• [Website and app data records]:
"""

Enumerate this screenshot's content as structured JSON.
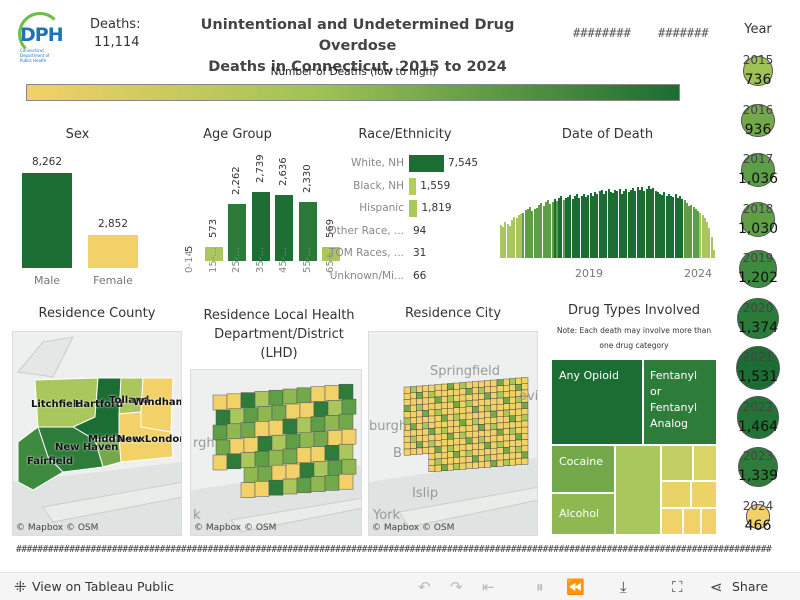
{
  "header": {
    "logo_text": "DPH",
    "logo_subtext": "Connecticut Department of Public Health",
    "deaths_label": "Deaths:",
    "deaths_value": "11,114",
    "title_line1": "Unintentional and Undetermined Drug Overdose",
    "title_line2": "Deaths in Connecticut, 2015 to 2024",
    "hash1": "########",
    "hash2": "#######",
    "year_label": "Year"
  },
  "legend": {
    "title": "Number of Deaths (low to high)",
    "color_low": "#f2d168",
    "color_high": "#1b6d34"
  },
  "sex": {
    "title": "Sex",
    "bars": [
      {
        "label": "Male",
        "value": "8,262",
        "n": 8262,
        "color": "#1b6d34"
      },
      {
        "label": "Female",
        "value": "2,852",
        "n": 2852,
        "color": "#f2d168"
      }
    ]
  },
  "age": {
    "title": "Age Group",
    "bars": [
      {
        "label": "0-14",
        "value": "5",
        "n": 5,
        "color": "#f2d168"
      },
      {
        "label": "15-...",
        "value": "573",
        "n": 573,
        "color": "#a9c75c"
      },
      {
        "label": "25-...",
        "value": "2,262",
        "n": 2262,
        "color": "#2f7a3b"
      },
      {
        "label": "35-...",
        "value": "2,739",
        "n": 2739,
        "color": "#1b6d34"
      },
      {
        "label": "45-...",
        "value": "2,636",
        "n": 2636,
        "color": "#1d6f35"
      },
      {
        "label": "55-...",
        "value": "2,330",
        "n": 2330,
        "color": "#2c7839"
      },
      {
        "label": "65+",
        "value": "569",
        "n": 569,
        "color": "#a9c75c"
      }
    ]
  },
  "race": {
    "title": "Race/Ethnicity",
    "rows": [
      {
        "label": "White, NH",
        "value": "7,545",
        "n": 7545,
        "color": "#1b6d34"
      },
      {
        "label": "Black, NH",
        "value": "1,559",
        "n": 1559,
        "color": "#b5cc61"
      },
      {
        "label": "Hispanic",
        "value": "1,819",
        "n": 1819,
        "color": "#a9c75c"
      },
      {
        "label": "Other Race, ...",
        "value": "94",
        "n": 94,
        "color": "#f2d168"
      },
      {
        "label": "TOM Races, ...",
        "value": "31",
        "n": 31,
        "color": "#f2d168"
      },
      {
        "label": "Unknown/Mi...",
        "value": "66",
        "n": 66,
        "color": "#f2d168"
      }
    ]
  },
  "date_of_death": {
    "title": "Date of Death",
    "tick1": "2019",
    "tick2": "2024",
    "monthly": [
      48,
      45,
      52,
      50,
      47,
      55,
      60,
      58,
      62,
      64,
      66,
      70,
      72,
      75,
      68,
      71,
      73,
      78,
      80,
      76,
      82,
      85,
      79,
      81,
      86,
      83,
      88,
      90,
      84,
      87,
      89,
      92,
      86,
      91,
      93,
      88,
      90,
      94,
      89,
      92,
      95,
      91,
      96,
      93,
      97,
      99,
      94,
      98,
      100,
      96,
      95,
      99,
      97,
      100,
      93,
      98,
      101,
      96,
      99,
      102,
      97,
      104,
      99,
      103,
      98,
      101,
      105,
      100,
      102,
      98,
      96,
      94,
      92,
      96,
      90,
      94,
      91,
      89,
      93,
      88,
      90,
      86,
      84,
      80,
      76,
      78,
      74,
      71,
      68,
      65,
      62,
      58,
      52,
      44,
      30,
      12
    ]
  },
  "maps": {
    "county_title": "Residence County",
    "lhd_title_line1": "Residence Local Health",
    "lhd_title_line2": "Department/District",
    "lhd_title_line3": "(LHD)",
    "city_title": "Residence City",
    "credit": "© Mapbox  © OSM",
    "county_labels": {
      "litchfield": "Litchfield",
      "hartford": "Hartford",
      "tolland": "Tolland",
      "windham": "Windham",
      "middlesex": "Middlesex",
      "new_london": "New London",
      "new_haven": "New Haven",
      "fairfield": "Fairfield"
    },
    "lhd_bg_text1": "rgh",
    "lhd_bg_text2": "k",
    "city_bg_springfield": "Springfield",
    "city_bg_ovi": "ovi",
    "city_bg_burgh": "burgh",
    "city_bg_islip": "Islip",
    "city_bg_york": "York",
    "city_bg_b": "B"
  },
  "drug_types": {
    "title": "Drug Types Involved",
    "note_line1": "Note: Each death may involve more than",
    "note_line2": "one drug category",
    "cells": {
      "any_opioid": "Any Opioid",
      "fentanyl_1": "Fentanyl",
      "fentanyl_2": "or",
      "fentanyl_3": "Fentanyl",
      "fentanyl_4": "Analog",
      "cocaine": "Cocaine",
      "alcohol": "Alcohol"
    }
  },
  "years": [
    {
      "year": "2015",
      "value": "736",
      "color": "#9fc255"
    },
    {
      "year": "2016",
      "value": "936",
      "color": "#74a94b"
    },
    {
      "year": "2017",
      "value": "1,036",
      "color": "#5e9e46"
    },
    {
      "year": "2018",
      "value": "1,030",
      "color": "#5f9f46"
    },
    {
      "year": "2019",
      "value": "1,202",
      "color": "#3e8a3e"
    },
    {
      "year": "2020",
      "value": "1,374",
      "color": "#2a7a39"
    },
    {
      "year": "2021",
      "value": "1,531",
      "color": "#1b6d34"
    },
    {
      "year": "2022",
      "value": "1,464",
      "color": "#227336"
    },
    {
      "year": "2023",
      "value": "1,339",
      "color": "#2e7c3a"
    },
    {
      "year": "2024",
      "value": "466",
      "color": "#f2d168"
    }
  ],
  "footer": {
    "hash_line": "##############################################################################################################################################",
    "view_link": "View on Tableau Public",
    "share": "Share"
  }
}
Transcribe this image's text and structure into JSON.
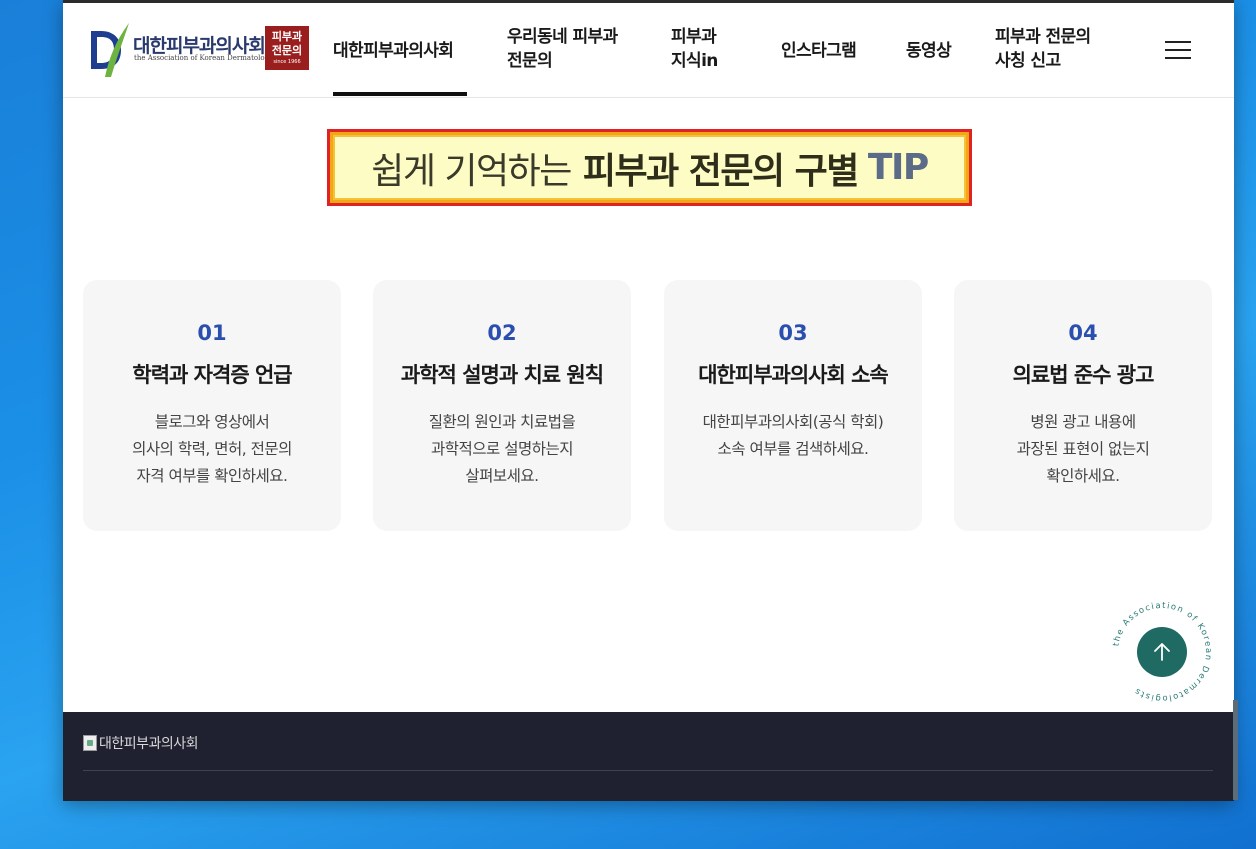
{
  "logo": {
    "name_kr": "대한피부과의사회",
    "name_en": "the Association of Korean Dermatologists",
    "badge_line1": "피부과",
    "badge_line2": "전문의",
    "badge_since": "since 1966"
  },
  "nav": {
    "items": [
      {
        "line1": "대한피부과의사회",
        "line2": ""
      },
      {
        "line1": "우리동네 피부과",
        "line2": "전문의"
      },
      {
        "line1": "피부과",
        "line2": "지식in"
      },
      {
        "line1": "인스타그램",
        "line2": ""
      },
      {
        "line1": "동영상",
        "line2": ""
      },
      {
        "line1": "피부과 전문의",
        "line2": "사칭 신고"
      }
    ]
  },
  "tip": {
    "light": "쉽게 기억하는",
    "bold": "피부과 전문의 구별",
    "accent": "TIP"
  },
  "cards": [
    {
      "num": "01",
      "title": "학력과 자격증 언급",
      "desc": [
        "블로그와 영상에서",
        "의사의 학력, 면허, 전문의",
        "자격 여부를 확인하세요."
      ]
    },
    {
      "num": "02",
      "title": "과학적 설명과 치료 원칙",
      "desc": [
        "질환의 원인과 치료법을",
        "과학적으로 설명하는지",
        "살펴보세요."
      ]
    },
    {
      "num": "03",
      "title": "대한피부과의사회 소속",
      "desc": [
        "대한피부과의사회(공식 학회)",
        "소속 여부를 검색하세요.",
        ""
      ]
    },
    {
      "num": "04",
      "title": "의료법 준수 광고",
      "desc": [
        "병원 광고 내용에",
        "과장된 표현이 없는지",
        "확인하세요."
      ]
    }
  ],
  "top_badge": {
    "ring_text": "the Association of Korean Dermatologists"
  },
  "footer": {
    "logo_alt": "대한피부과의사회"
  },
  "colors": {
    "accent_blue": "#2a4fae",
    "top_button": "#1f6a63",
    "footer_bg": "#1f2131",
    "badge_red": "#9b1e1e"
  },
  "icons": {
    "menu": "hamburger-icon",
    "scroll_top": "arrow-up-icon"
  }
}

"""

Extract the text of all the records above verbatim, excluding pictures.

Enumerate this screenshot's content as structured JSON.
{
  "header": {
    "logo_text": "DPH",
    "logo_subtext": "Connecticut Department of Public Health",
    "deaths_label": "Deaths:",
    "deaths_value": "11,114",
    "title_line1": "Unintentional and Undetermined Drug Overdose",
    "title_line2": "Deaths in Connecticut, 2015 to 2024",
    "hash1": "########",
    "hash2": "#######",
    "year_label": "Year"
  },
  "legend": {
    "title": "Number of Deaths (low to high)",
    "color_low": "#f2d168",
    "color_high": "#1b6d34"
  },
  "sex": {
    "title": "Sex",
    "bars": [
      {
        "label": "Male",
        "value": "8,262",
        "n": 8262,
        "color": "#1b6d34"
      },
      {
        "label": "Female",
        "value": "2,852",
        "n": 2852,
        "color": "#f2d168"
      }
    ]
  },
  "age": {
    "title": "Age Group",
    "bars": [
      {
        "label": "0-14",
        "value": "5",
        "n": 5,
        "color": "#f2d168"
      },
      {
        "label": "15-...",
        "value": "573",
        "n": 573,
        "color": "#a9c75c"
      },
      {
        "label": "25-...",
        "value": "2,262",
        "n": 2262,
        "color": "#2f7a3b"
      },
      {
        "label": "35-...",
        "value": "2,739",
        "n": 2739,
        "color": "#1b6d34"
      },
      {
        "label": "45-...",
        "value": "2,636",
        "n": 2636,
        "color": "#1d6f35"
      },
      {
        "label": "55-...",
        "value": "2,330",
        "n": 2330,
        "color": "#2c7839"
      },
      {
        "label": "65+",
        "value": "569",
        "n": 569,
        "color": "#a9c75c"
      }
    ]
  },
  "race": {
    "title": "Race/Ethnicity",
    "rows": [
      {
        "label": "White, NH",
        "value": "7,545",
        "n": 7545,
        "color": "#1b6d34"
      },
      {
        "label": "Black, NH",
        "value": "1,559",
        "n": 1559,
        "color": "#b5cc61"
      },
      {
        "label": "Hispanic",
        "value": "1,819",
        "n": 1819,
        "color": "#a9c75c"
      },
      {
        "label": "Other Race, ...",
        "value": "94",
        "n": 94,
        "color": "#f2d168"
      },
      {
        "label": "TOM Races, ...",
        "value": "31",
        "n": 31,
        "color": "#f2d168"
      },
      {
        "label": "Unknown/Mi...",
        "value": "66",
        "n": 66,
        "color": "#f2d168"
      }
    ]
  },
  "date_of_death": {
    "title": "Date of Death",
    "tick1": "2019",
    "tick2": "2024",
    "monthly": [
      48,
      45,
      52,
      50,
      47,
      55,
      60,
      58,
      62,
      64,
      66,
      70,
      72,
      75,
      68,
      71,
      73,
      78,
      80,
      76,
      82,
      85,
      79,
      81,
      86,
      83,
      88,
      90,
      84,
      87,
      89,
      92,
      86,
      91,
      93,
      88,
      90,
      94,
      89,
      92,
      95,
      91,
      96,
      93,
      97,
      99,
      94,
      98,
      100,
      96,
      95,
      99,
      97,
      100,
      93,
      98,
      101,
      96,
      99,
      102,
      97,
      104,
      99,
      103,
      98,
      101,
      105,
      100,
      102,
      98,
      96,
      94,
      92,
      96,
      90,
      94,
      91,
      89,
      93,
      88,
      90,
      86,
      84,
      80,
      76,
      78,
      74,
      71,
      68,
      65,
      62,
      58,
      52,
      44,
      30,
      12
    ]
  },
  "maps": {
    "county_title": "Residence County",
    "lhd_title_line1": "Residence Local Health",
    "lhd_title_line2": "Department/District",
    "lhd_title_line3": "(LHD)",
    "city_title": "Residence City",
    "credit": "© Mapbox  © OSM",
    "county_labels": {
      "litchfield": "Litchfield",
      "hartford": "Hartford",
      "tolland": "Tolland",
      "windham": "Windham",
      "middlesex": "Middlesex",
      "new_london": "New London",
      "new_haven": "New Haven",
      "fairfield": "Fairfield"
    },
    "lhd_bg_text1": "rgh",
    "lhd_bg_text2": "k",
    "city_bg_springfield": "Springfield",
    "city_bg_ovi": "ovi",
    "city_bg_burgh": "burgh",
    "city_bg_islip": "Islip",
    "city_bg_york": "York",
    "city_bg_b": "B"
  },
  "drug_types": {
    "title": "Drug Types Involved",
    "note_line1": "Note: Each death may involve more than",
    "note_line2": "one drug category",
    "cells": {
      "any_opioid": "Any Opioid",
      "fentanyl_1": "Fentanyl",
      "fentanyl_2": "or",
      "fentanyl_3": "Fentanyl",
      "fentanyl_4": "Analog",
      "cocaine": "Cocaine",
      "alcohol": "Alcohol"
    }
  },
  "years": [
    {
      "year": "2015",
      "value": "736",
      "color": "#9fc255"
    },
    {
      "year": "2016",
      "value": "936",
      "color": "#74a94b"
    },
    {
      "year": "2017",
      "value": "1,036",
      "color": "#5e9e46"
    },
    {
      "year": "2018",
      "value": "1,030",
      "color": "#5f9f46"
    },
    {
      "year": "2019",
      "value": "1,202",
      "color": "#3e8a3e"
    },
    {
      "year": "2020",
      "value": "1,374",
      "color": "#2a7a39"
    },
    {
      "year": "2021",
      "value": "1,531",
      "color": "#1b6d34"
    },
    {
      "year": "2022",
      "value": "1,464",
      "color": "#227336"
    },
    {
      "year": "2023",
      "value": "1,339",
      "color": "#2e7c3a"
    },
    {
      "year": "2024",
      "value": "466",
      "color": "#f2d168"
    }
  ],
  "footer": {
    "hash_line": "##############################################################################################################################################",
    "view_link": "View on Tableau Public",
    "share": "Share"
  }
}
Transcribe this image's text and structure into JSON.
{
  "logo": {
    "name_kr": "대한피부과의사회",
    "name_en": "the Association of Korean Dermatologists",
    "badge_line1": "피부과",
    "badge_line2": "전문의",
    "badge_since": "since 1966"
  },
  "nav": {
    "items": [
      {
        "line1": "대한피부과의사회",
        "line2": ""
      },
      {
        "line1": "우리동네 피부과",
        "line2": "전문의"
      },
      {
        "line1": "피부과",
        "line2": "지식in"
      },
      {
        "line1": "인스타그램",
        "line2": ""
      },
      {
        "line1": "동영상",
        "line2": ""
      },
      {
        "line1": "피부과 전문의",
        "line2": "사칭 신고"
      }
    ]
  },
  "tip": {
    "light": "쉽게 기억하는",
    "bold": "피부과 전문의 구별",
    "accent": "TIP"
  },
  "cards": [
    {
      "num": "01",
      "title": "학력과 자격증 언급",
      "desc": [
        "블로그와 영상에서",
        "의사의 학력, 면허, 전문의",
        "자격 여부를 확인하세요."
      ]
    },
    {
      "num": "02",
      "title": "과학적 설명과 치료 원칙",
      "desc": [
        "질환의 원인과 치료법을",
        "과학적으로 설명하는지",
        "살펴보세요."
      ]
    },
    {
      "num": "03",
      "title": "대한피부과의사회 소속",
      "desc": [
        "대한피부과의사회(공식 학회)",
        "소속 여부를 검색하세요.",
        ""
      ]
    },
    {
      "num": "04",
      "title": "의료법 준수 광고",
      "desc": [
        "병원 광고 내용에",
        "과장된 표현이 없는지",
        "확인하세요."
      ]
    }
  ],
  "top_badge": {
    "ring_text": "the Association of Korean Dermatologists"
  },
  "footer": {
    "logo_alt": "대한피부과의사회"
  },
  "colors": {
    "accent_blue": "#2a4fae",
    "top_button": "#1f6a63",
    "footer_bg": "#1f2131",
    "badge_red": "#9b1e1e"
  },
  "icons": {
    "menu": "hamburger-icon",
    "scroll_top": "arrow-up-icon"
  }
}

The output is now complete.